What’s it been two weeks? Three weeks? Yet it has happened again – another Major League Baseball player has been suspended for testing positive for a banned substance. This time it is Phillies catcher Carlos Ruiz and this time it was amphetamines, for which Ruiz will be suspended for 25 games to begin the 2013 season.
According to Jim Salisbury of Comcast Sports Net Philadelphia, a 25-game suspension for amphetamines means that this is Ruiz’s second offense, as a first offense does not include a suspension and is kept private. I’m thinking that didn’t work too well, did it?
Do you think that the Major League Baseball Players Association care… I mean really care? Care enough to actually do something about this continuing problem, like maybe increasing the penalties to 100 games for a first offense and a lifetime ban for a second offense? I don’t think they do.

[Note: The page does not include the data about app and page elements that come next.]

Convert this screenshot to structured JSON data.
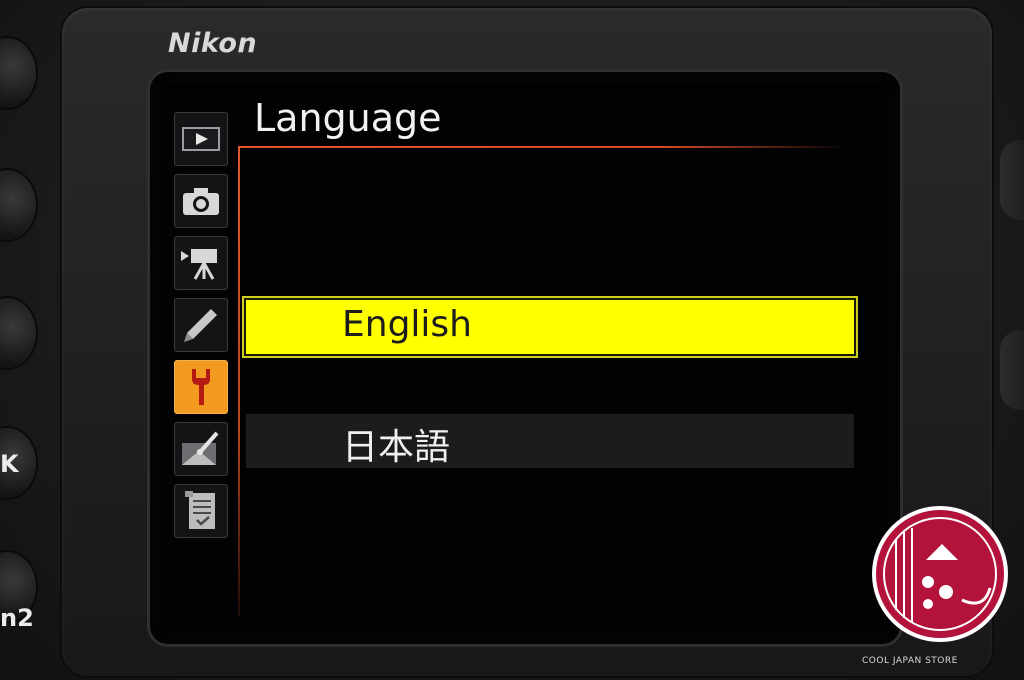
{
  "camera": {
    "brand": "Nikon",
    "side_labels": [
      "",
      "",
      "",
      "K",
      "n2"
    ]
  },
  "menu": {
    "title": "Language",
    "tabs": [
      {
        "name": "playback-menu",
        "icon": "play-icon",
        "active": false
      },
      {
        "name": "photo-shooting-menu",
        "icon": "camera-icon",
        "active": false
      },
      {
        "name": "movie-shooting-menu",
        "icon": "movie-camera-icon",
        "active": false
      },
      {
        "name": "custom-settings-menu",
        "icon": "pencil-icon",
        "active": false
      },
      {
        "name": "setup-menu",
        "icon": "wrench-icon",
        "active": true
      },
      {
        "name": "retouch-menu",
        "icon": "retouch-brush-icon",
        "active": false
      },
      {
        "name": "my-menu",
        "icon": "checklist-icon",
        "active": false
      }
    ],
    "options": [
      {
        "label": "English",
        "selected": true
      },
      {
        "label": "日本語",
        "selected": false
      }
    ]
  },
  "watermark": {
    "text": "COOL JAPAN STORE"
  },
  "colors": {
    "highlight": "#ffff00",
    "active_tab": "#f29a20",
    "accent_rule": "#e0572a",
    "watermark": "#b3123a"
  }
}
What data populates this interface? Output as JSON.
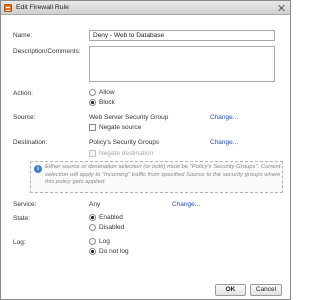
{
  "dialog": {
    "title": "Edit Firewall Rule"
  },
  "form": {
    "name": {
      "label": "Name:",
      "value": "Deny - Web to Database"
    },
    "description": {
      "label": "Description/Comments:",
      "value": ""
    },
    "action": {
      "label": "Action:",
      "options": [
        "Allow",
        "Block"
      ],
      "selected": "Block"
    },
    "source": {
      "label": "Source:",
      "value": "Web Server Security Group",
      "change_link": "Change...",
      "negate_label": "Negate source"
    },
    "destination": {
      "label": "Destination:",
      "value": "Policy's Security Groups",
      "change_link": "Change...",
      "negate_label": "Negate destination"
    },
    "info": {
      "text": "Either source or destination selection (or both) must be \"Policy's Security Groups\". Current selection will apply to \"Incoming\" traffic from specified Source to the security groups where this policy gets applied."
    },
    "service": {
      "label": "Service:",
      "value": "Any",
      "change_link": "Change..."
    },
    "state": {
      "label": "State:",
      "options": [
        "Enabled",
        "Disabled"
      ],
      "selected": "Enabled"
    },
    "log": {
      "label": "Log:",
      "options": [
        "Log",
        "Do not log"
      ],
      "selected": "Do not log"
    }
  },
  "buttons": {
    "ok": "OK",
    "cancel": "Cancel"
  }
}
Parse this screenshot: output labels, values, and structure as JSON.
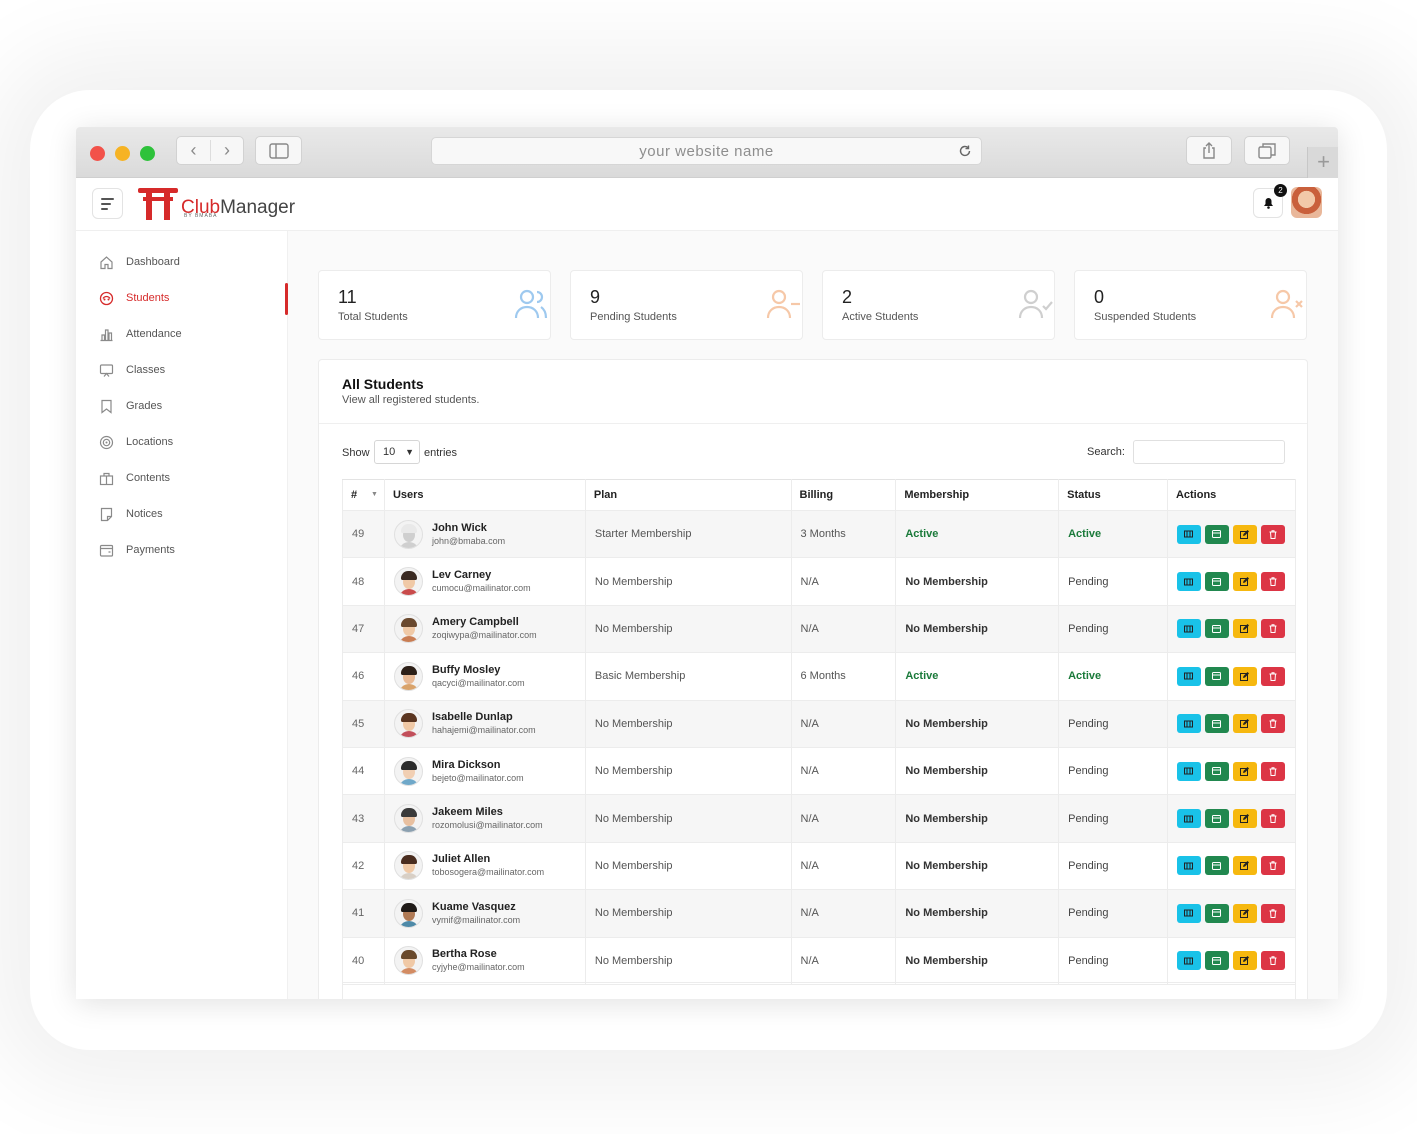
{
  "browser": {
    "url_text": "your website name",
    "back_glyph": "‹",
    "forward_glyph": "›",
    "plus_glyph": "+"
  },
  "app": {
    "logo_club": "Club",
    "logo_manager": "Manager",
    "logo_sub": "BY BMABA",
    "notification_count": "2"
  },
  "sidebar": {
    "items": [
      {
        "label": "Dashboard",
        "icon": "home-icon"
      },
      {
        "label": "Students",
        "icon": "student-icon"
      },
      {
        "label": "Attendance",
        "icon": "chart-icon"
      },
      {
        "label": "Classes",
        "icon": "board-icon"
      },
      {
        "label": "Grades",
        "icon": "bookmark-icon"
      },
      {
        "label": "Locations",
        "icon": "target-icon"
      },
      {
        "label": "Contents",
        "icon": "box-icon"
      },
      {
        "label": "Notices",
        "icon": "note-icon"
      },
      {
        "label": "Payments",
        "icon": "wallet-icon"
      }
    ],
    "active": "Students"
  },
  "stats": [
    {
      "value": "11",
      "label": "Total Students",
      "color": "#9ec9ef"
    },
    {
      "value": "9",
      "label": "Pending Students",
      "color": "#f6c8a8"
    },
    {
      "value": "2",
      "label": "Active Students",
      "color": "#cfcfcf"
    },
    {
      "value": "0",
      "label": "Suspended Students",
      "color": "#f6c8a8"
    }
  ],
  "table_card": {
    "title": "All Students",
    "subtitle": "View all registered students.",
    "show_label": "Show",
    "entries_value": "10",
    "entries_label": "entries",
    "search_label": "Search:"
  },
  "table": {
    "headers": [
      "#",
      "Users",
      "Plan",
      "Billing",
      "Membership",
      "Status",
      "Actions"
    ],
    "rows": [
      {
        "num": "49",
        "name": "John Wick",
        "email": "john@bmaba.com",
        "plan": "Starter Membership",
        "billing": "3 Months",
        "membership": "Active",
        "status": "Active"
      },
      {
        "num": "48",
        "name": "Lev Carney",
        "email": "cumocu@mailinator.com",
        "plan": "No Membership",
        "billing": "N/A",
        "membership": "No Membership",
        "status": "Pending"
      },
      {
        "num": "47",
        "name": "Amery Campbell",
        "email": "zoqiwypa@mailinator.com",
        "plan": "No Membership",
        "billing": "N/A",
        "membership": "No Membership",
        "status": "Pending"
      },
      {
        "num": "46",
        "name": "Buffy Mosley",
        "email": "qacyci@mailinator.com",
        "plan": "Basic Membership",
        "billing": "6 Months",
        "membership": "Active",
        "status": "Active"
      },
      {
        "num": "45",
        "name": "Isabelle Dunlap",
        "email": "hahajemi@mailinator.com",
        "plan": "No Membership",
        "billing": "N/A",
        "membership": "No Membership",
        "status": "Pending"
      },
      {
        "num": "44",
        "name": "Mira Dickson",
        "email": "bejeto@mailinator.com",
        "plan": "No Membership",
        "billing": "N/A",
        "membership": "No Membership",
        "status": "Pending"
      },
      {
        "num": "43",
        "name": "Jakeem Miles",
        "email": "rozomolusi@mailinator.com",
        "plan": "No Membership",
        "billing": "N/A",
        "membership": "No Membership",
        "status": "Pending"
      },
      {
        "num": "42",
        "name": "Juliet Allen",
        "email": "tobosogera@mailinator.com",
        "plan": "No Membership",
        "billing": "N/A",
        "membership": "No Membership",
        "status": "Pending"
      },
      {
        "num": "41",
        "name": "Kuame Vasquez",
        "email": "vymif@mailinator.com",
        "plan": "No Membership",
        "billing": "N/A",
        "membership": "No Membership",
        "status": "Pending"
      },
      {
        "num": "40",
        "name": "Bertha Rose",
        "email": "cyjyhe@mailinator.com",
        "plan": "No Membership",
        "billing": "N/A",
        "membership": "No Membership",
        "status": "Pending"
      }
    ],
    "action_icons": [
      "id-card-icon",
      "wallet-icon",
      "edit-icon",
      "trash-icon"
    ],
    "action_colors": [
      "#19c2e8",
      "#21884f",
      "#f6b80f",
      "#dc3545"
    ]
  }
}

Do you think that the so-called “steroid era” is really over? Well, Ruiz is the 34th MLB player to be suspended for testing positive for a banned substance since the MLB and MLBPA went to their self-proclaimed “harsher penalties” in 2005.
And what exactly does the MLBPA have to say about this? Here are their official statements for five of the seven MLB players suspended for testing positive for a banned substance in 2012:
- Carlos Ruiz (Phillies) – “I apologize to my teammates, the Phillies organization and the Philadelphia fans. I will serve the imposed 25-game suspension to begin the season, and I look forward to returning to the field and working toward bringing a championship back to Philadelphia in 2013.”
- Yasmani Grandal (Padres) – “I apologize to the fans, my teammates and to the San Diego Padres. I was disappointed to learn of my positive test and under the joint drug program. I am responsible for what I put into my body. I must accept responsibility for my actions and serve my suspension.”
- Bartolo Colon (Athletics) – “I apologize to the fans, to my teammates and to the Oakland A’s. I accept responsibility for my actions and I will serve my suspension as required by the joint drug program.” (Colon received a one-year/$3 million contract after his suspension with incentives that could push his earnings up to $6 million).
- Melky Cabrera – (Giants) “I accept my suspension under the Joint Drug Program and I will try to move on with my life. I am deeply sorry for my mistake and I apologize to my teammates, to the San Francisco Giants organization and to the fans for letting them down.” (Cabrera received a two-year/$16 million contract after his suspension and also received a full postseason record share of $377,003).
- Freddy Galvis (Phillies) – “I’d like to apologize to my all my fans, especially here in Philadelphia and back home in Venezuela, to my teammates and to the Phillies organization.”
(Note: The MLBPA did not issue a statement for Giants reliever Guillermo Mota, and why should they – it was his second offense; and Reds pitcher Edinson Volquez used a ridiculous story that he received a prescription in the Dominican Republic as part of his treatment to start a family with his wife – give me a freaking break.
I’ll say it again – These guys aren’t sorry, they’re sorry they got caught.
Do you see just how foolish the MLBPA looks making these cookie-cutter, canned, and utterly ridiculous statements? Why don’t they say something like “We’re tired of this crap and we’re going to do something about it. We’re going to make the penalties even stronger. These morons need to understand that their cheating will not be tolerated in the MLB.” That’s what the Major League Baseball Players Association needs to say.
But you know what? They Don’t Care… They Just Don’t Care.